Before being outlawed in most U.S. states, the novelty of fish pedicures was viewed as a possible revenue enhancer for struggling nail salons, which had experienced less "luxury spending" from their regular clients during the recession. One New Hampshire salon owner who was shut down had assured local health authorities that she cleaned out fish tanks between pedicures and would never use the same group of fish with two different customers on the same day.[10] The state government still ruled the practice to be unsanitary.[11]

See also

Fish portal


External links

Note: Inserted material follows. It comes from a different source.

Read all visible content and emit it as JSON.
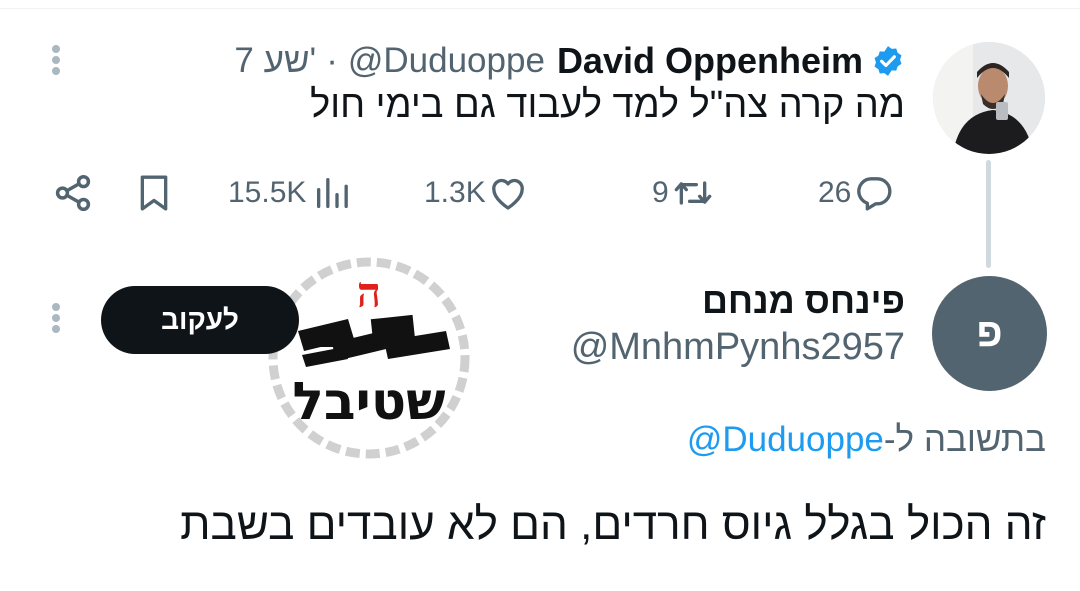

  • BBC News - 'Fish pedicure' a feet treat
  • BBC Video - Flesh-eating fish used to treat feet
  • Reuters - Turkish "doctor fish" nibble at Japanese market
  • NPR - Flesh-Eating Fish Perform 'Pedicures'
  • UK Guardian article
  • UK Telegraph article Health Risk from Fish Pedicures
  • Doctor fish (Garra rufa) at Commons
  • Encyclopedia of Life
  • ) at BioLib
  • Global Biodiversity Information Facility
  • Animal Diversity Web
  • ) at FishBol
  • FishBase
  • Ocean Biogeographic Information System
This article was sourced from Creative Commons Attribution-ShareAlike License; additional terms may apply. World Heritage Encyclopedia content is assembled from numerous content providers, Open Access Publishing, and in compliance with The Fair Access to Science and Technology Research Act (FASTR), Wikimedia Foundation, Inc., Public Library of Science, The Encyclopedia of Life, Open Book Publishers (OBP), PubMed, U.S. National Library of Medicine, National Center for Biotechnology Information, U.S. National Library of Medicine, National Institutes of Health (NIH), U.S. Department of Health & Human Services, and USA.gov, which sources content from all federal, state, local, tribal, and territorial government publication portals (.gov, .mil, .edu). Funding for USA.gov and content contributors is made possible from the U.S. Congress, E-Government Act of 2002.
Crowd sourced content that is contributed to World Heritage Encyclopedia is peer reviewed and edited by our editorial staff to ensure quality scholarly research articles.
By using this site, you agree to the Terms of Use and Privacy Policy. World Heritage Encyclopedia™ is a registered trademark of the World Public Library Association, a non-profit organization.